━━━━━ RECORDS SUPPLIED
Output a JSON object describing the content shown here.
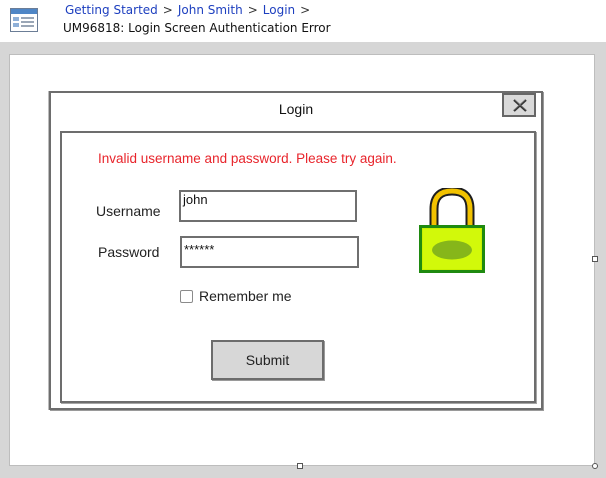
{
  "header": {
    "breadcrumb": [
      "Getting Started",
      "John Smith",
      "Login"
    ],
    "separator": ">",
    "page_title": "UM96818: Login Screen Authentication Error"
  },
  "login_window": {
    "title": "Login",
    "error_message": "Invalid username and password.  Please try again.",
    "username_label": "Username",
    "username_value": "john",
    "password_label": "Password",
    "password_value": "******",
    "remember_label": "Remember me",
    "remember_checked": false,
    "submit_label": "Submit"
  },
  "icons": {
    "page": "page-layout-icon",
    "close": "close-x-icon",
    "lock": "padlock-icon"
  },
  "colors": {
    "error": "#e8242b",
    "link": "#1d3fbf",
    "lock_body": "#c8f000",
    "lock_shackle": "#f2c200"
  }
}
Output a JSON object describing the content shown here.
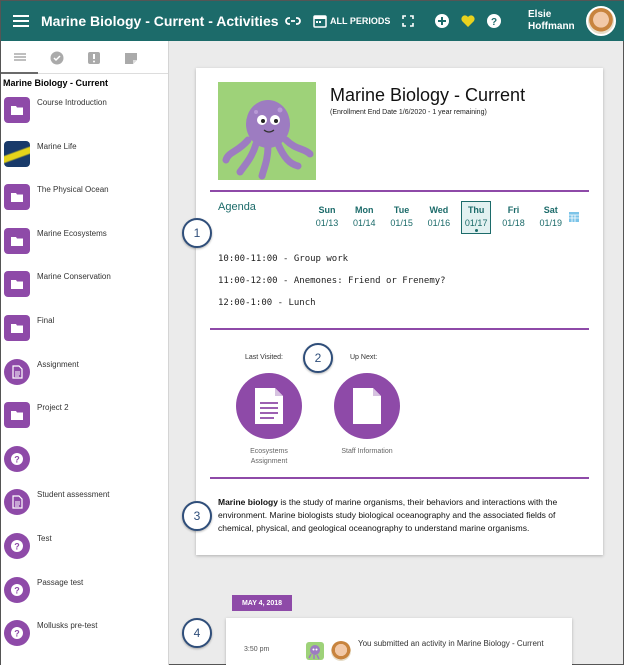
{
  "header": {
    "title": "Marine Biology - Current - Activities",
    "period_label": "ALL PERIODS",
    "user_first": "Elsie",
    "user_last": "Hoffmann"
  },
  "sidebar": {
    "course_title": "Marine Biology - Current",
    "items": [
      {
        "label": "Course Introduction",
        "icon": "folder-icon"
      },
      {
        "label": "Marine Life",
        "icon": "image-thumbnail"
      },
      {
        "label": "The Physical Ocean",
        "icon": "folder-icon"
      },
      {
        "label": "Marine Ecosystems",
        "icon": "folder-icon"
      },
      {
        "label": "Marine Conservation",
        "icon": "folder-icon"
      },
      {
        "label": "Final",
        "icon": "folder-icon"
      },
      {
        "label": "Assignment",
        "icon": "document-icon"
      },
      {
        "label": "Project 2",
        "icon": "folder-icon"
      },
      {
        "label": "",
        "icon": "question-icon"
      },
      {
        "label": "Student assessment",
        "icon": "document-icon"
      },
      {
        "label": "Test",
        "icon": "question-icon"
      },
      {
        "label": "Passage test",
        "icon": "question-icon"
      },
      {
        "label": "Mollusks pre-test",
        "icon": "question-icon"
      }
    ]
  },
  "course": {
    "title": "Marine Biology - Current",
    "enrollment_note": "(Enrollment End Date 1/6/2020 - 1 year remaining)"
  },
  "agenda": {
    "title": "Agenda",
    "days": [
      {
        "name": "Sun",
        "date": "01/13"
      },
      {
        "name": "Mon",
        "date": "01/14"
      },
      {
        "name": "Tue",
        "date": "01/15"
      },
      {
        "name": "Wed",
        "date": "01/16"
      },
      {
        "name": "Thu",
        "date": "01/17"
      },
      {
        "name": "Fri",
        "date": "01/18"
      },
      {
        "name": "Sat",
        "date": "01/19"
      }
    ],
    "selected_day": "Thu",
    "items": [
      "10:00-11:00 - Group work",
      "11:00-12:00 - Anemones: Friend or Frenemy?",
      "12:00-1:00 - Lunch"
    ]
  },
  "navigation": {
    "last_visited_label": "Last Visited:",
    "up_next_label": "Up Next:",
    "last_visited_caption_1": "Ecosystems",
    "last_visited_caption_2": "Assignment",
    "up_next_caption": "Staff Information"
  },
  "description": {
    "bold": "Marine biology",
    "text": " is the study of marine organisms, their behaviors and interactions with the environment. Marine biologists study biological oceanography and the associated fields of chemical, physical, and geological oceanography to understand marine organisms."
  },
  "feed": {
    "date": "MAY 4, 2018",
    "time": "3:50 pm",
    "message": "You submitted an activity in Marine Biology - Current"
  },
  "markers": [
    "1",
    "2",
    "3",
    "4"
  ],
  "colors": {
    "header": "#1c6b6a",
    "accent": "#8e4aa8",
    "date_text": "#1c6b6a"
  }
}
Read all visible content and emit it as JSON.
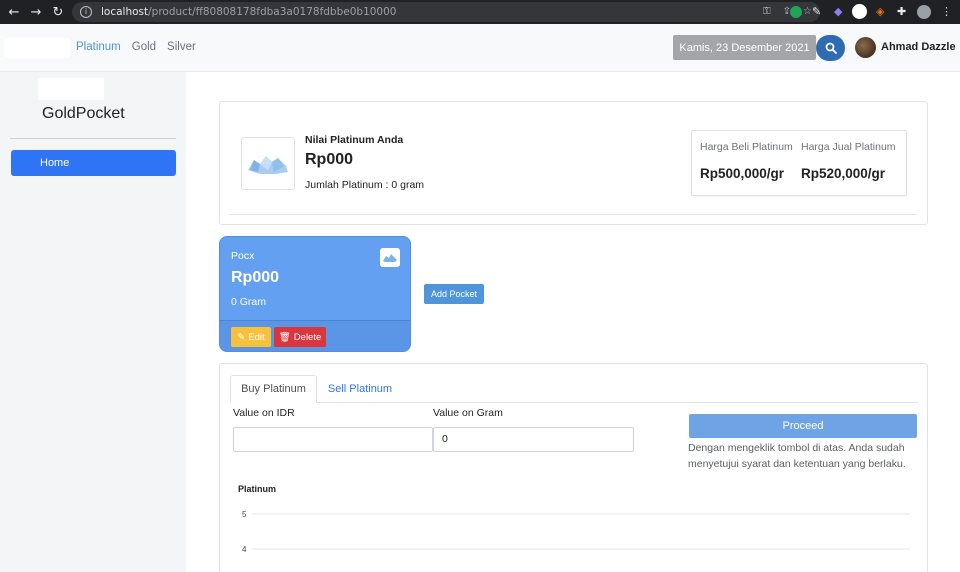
{
  "browser": {
    "url_host": "localhost",
    "url_path": "/product/ff80808178fdba3a0178fdbbe0b10000"
  },
  "navbar": {
    "links": [
      {
        "label": "Platinum",
        "active": true
      },
      {
        "label": "Gold",
        "active": false
      },
      {
        "label": "Silver",
        "active": false
      }
    ],
    "date": "Kamis, 23 Desember 2021",
    "user_name": "Ahmad Dazzle"
  },
  "sidebar": {
    "title": "GoldPocket",
    "items": [
      {
        "label": "Home",
        "active": true
      }
    ]
  },
  "summary": {
    "label": "Nilai Platinum Anda",
    "value": "Rp000",
    "quantity": "Jumlah Platinum : 0 gram",
    "buy_label": "Harga Beli Platinum",
    "buy_value": "Rp500,000/gr",
    "sell_label": "Harga Jual Platinum",
    "sell_value": "Rp520,000/gr"
  },
  "pocket": {
    "name": "Pocx",
    "value": "Rp000",
    "gram": "0 Gram",
    "edit_label": "Edit",
    "delete_label": "Delete"
  },
  "add_pocket_label": "Add Pocket",
  "trade": {
    "tabs": [
      {
        "label": "Buy Platinum",
        "active": true
      },
      {
        "label": "Sell Platinum",
        "active": false
      }
    ],
    "idr_label": "Value on IDR",
    "idr_value": "",
    "gram_label": "Value on Gram",
    "gram_value": "0",
    "proceed_label": "Proceed",
    "agreement": "Dengan mengeklik tombol di atas. Anda sudah menyetujui syarat dan ketentuan yang berlaku."
  },
  "chart_data": {
    "type": "line",
    "title": "Platinum",
    "y_ticks": [
      "5",
      "4"
    ],
    "series": []
  },
  "colors": {
    "primary": "#2f74f5",
    "pocket_card": "#64a0f2",
    "edit": "#f6c23e",
    "delete": "#d9363e",
    "search_button": "#2e6bb3"
  }
}
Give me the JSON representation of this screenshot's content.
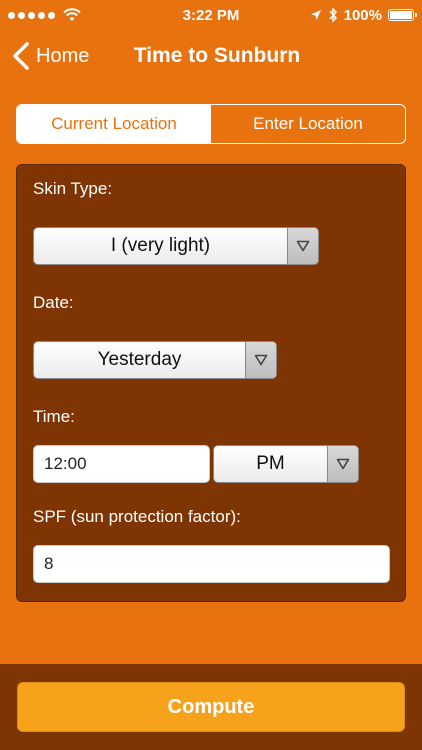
{
  "status_bar": {
    "time": "3:22 PM",
    "battery": "100%",
    "battery_level": 1.0
  },
  "nav": {
    "back_label": "Home",
    "title": "Time to Sunburn"
  },
  "location_tabs": [
    {
      "label": "Current Location",
      "selected": true
    },
    {
      "label": "Enter Location",
      "selected": false
    }
  ],
  "form": {
    "skin_type": {
      "label": "Skin Type:",
      "value": "I (very light)"
    },
    "date": {
      "label": "Date:",
      "value": "Yesterday"
    },
    "time": {
      "label": "Time:",
      "value": "12:00",
      "ampm": "PM"
    },
    "spf": {
      "label": "SPF (sun protection factor):",
      "value": "8"
    }
  },
  "actions": {
    "compute_label": "Compute"
  },
  "colors": {
    "background": "#E8720E",
    "panel": "#7E3503",
    "button": "#F7A21B"
  }
}
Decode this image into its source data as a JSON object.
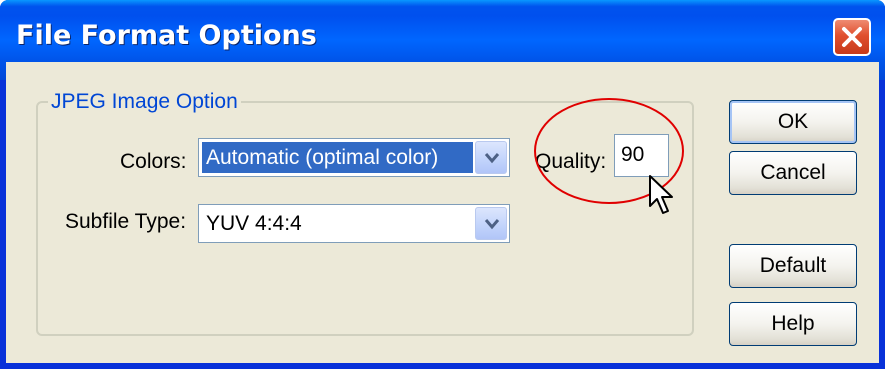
{
  "window": {
    "title": "File Format Options"
  },
  "group": {
    "legend": "JPEG Image Option"
  },
  "colors": {
    "label": "Colors:",
    "selected_value": "Automatic (optimal color)"
  },
  "subfile_type": {
    "label": "Subfile Type:",
    "selected_value": "YUV 4:4:4"
  },
  "quality": {
    "label": "Quality:",
    "value": "90"
  },
  "buttons": {
    "ok": "OK",
    "cancel": "Cancel",
    "default": "Default",
    "help": "Help"
  },
  "theme": {
    "titlebar_blue": "#0054e3",
    "close_red": "#e0502f",
    "dialog_face": "#ece9d8",
    "selection_blue": "#316ac5",
    "legend_blue": "#0046d5",
    "annotation_red": "#e00000"
  },
  "icons": {
    "close": "close-x-icon",
    "dropdown": "chevron-down-icon",
    "cursor": "mouse-pointer-icon"
  }
}
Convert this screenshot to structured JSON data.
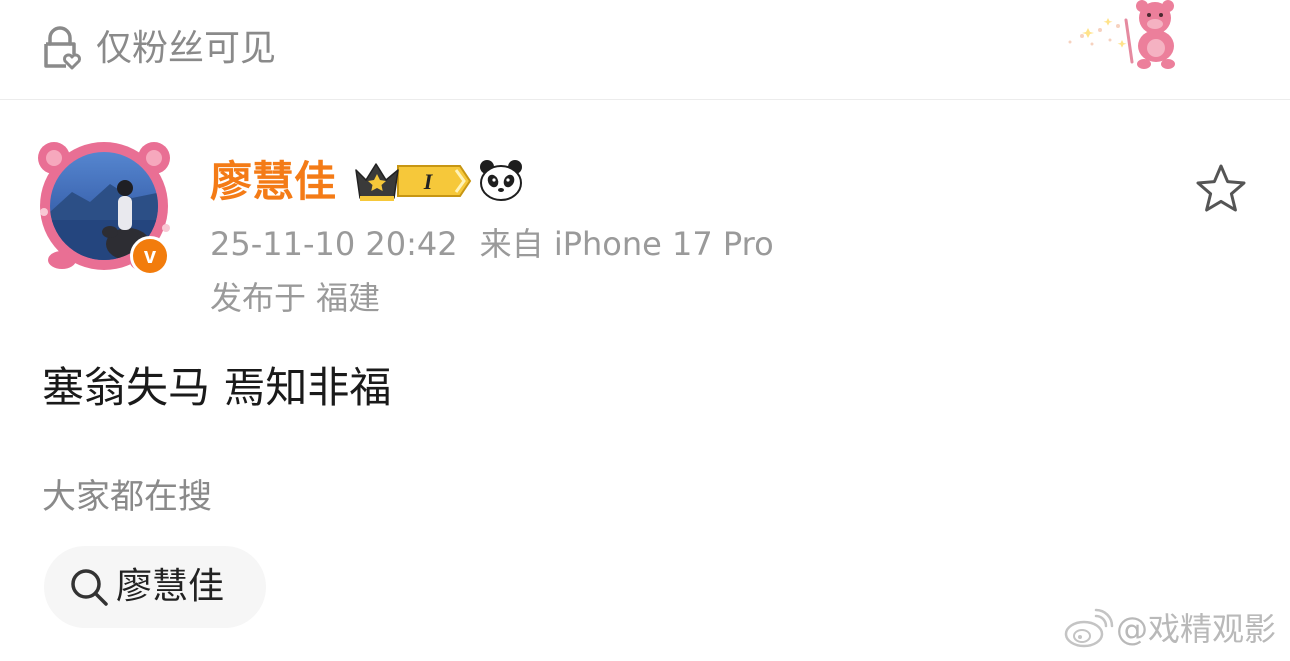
{
  "visibility": {
    "label": "仅粉丝可见",
    "icon": "lock-heart-icon"
  },
  "post": {
    "author": {
      "name": "廖慧佳",
      "verified": true,
      "verified_mark": "v",
      "level_badge_text": "I",
      "avatar_icon": "avatar-image",
      "crown_icon": "crown-badge-icon",
      "panda_icon": "panda-icon"
    },
    "timestamp": "25-11-10 20:42",
    "source": "来自 iPhone 17 Pro",
    "location": "发布于 福建",
    "content": "塞翁失马 焉知非福",
    "favorite_icon": "star-icon"
  },
  "trending": {
    "heading": "大家都在搜",
    "chips": [
      {
        "label": "廖慧佳",
        "icon": "search-icon"
      }
    ]
  },
  "watermark": {
    "text": "@戏精观影",
    "icon": "weibo-logo-icon"
  },
  "colors": {
    "username": "#f47b16",
    "verified": "#f27c0c",
    "meta": "#9a9a9a",
    "chip_bg": "#f6f6f6"
  }
}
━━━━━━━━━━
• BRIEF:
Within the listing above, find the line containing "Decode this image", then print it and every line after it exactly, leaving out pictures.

• TASK SOLUTION:
Decode this image into its source data as a JSON object.
{
  "window": {
    "title": "File Format Options"
  },
  "group": {
    "legend": "JPEG Image Option"
  },
  "colors": {
    "label": "Colors:",
    "selected_value": "Automatic (optimal color)"
  },
  "subfile_type": {
    "label": "Subfile Type:",
    "selected_value": "YUV 4:4:4"
  },
  "quality": {
    "label": "Quality:",
    "value": "90"
  },
  "buttons": {
    "ok": "OK",
    "cancel": "Cancel",
    "default": "Default",
    "help": "Help"
  },
  "theme": {
    "titlebar_blue": "#0054e3",
    "close_red": "#e0502f",
    "dialog_face": "#ece9d8",
    "selection_blue": "#316ac5",
    "legend_blue": "#0046d5",
    "annotation_red": "#e00000"
  },
  "icons": {
    "close": "close-x-icon",
    "dropdown": "chevron-down-icon",
    "cursor": "mouse-pointer-icon"
  }
}
Convert this screenshot to structured JSON data.
{
  "visibility": {
    "label": "仅粉丝可见",
    "icon": "lock-heart-icon"
  },
  "post": {
    "author": {
      "name": "廖慧佳",
      "verified": true,
      "verified_mark": "v",
      "level_badge_text": "I",
      "avatar_icon": "avatar-image",
      "crown_icon": "crown-badge-icon",
      "panda_icon": "panda-icon"
    },
    "timestamp": "25-11-10 20:42",
    "source": "来自 iPhone 17 Pro",
    "location": "发布于 福建",
    "content": "塞翁失马 焉知非福",
    "favorite_icon": "star-icon"
  },
  "trending": {
    "heading": "大家都在搜",
    "chips": [
      {
        "label": "廖慧佳",
        "icon": "search-icon"
      }
    ]
  },
  "watermark": {
    "text": "@戏精观影",
    "icon": "weibo-logo-icon"
  },
  "colors": {
    "username": "#f47b16",
    "verified": "#f27c0c",
    "meta": "#9a9a9a",
    "chip_bg": "#f6f6f6"
  }
}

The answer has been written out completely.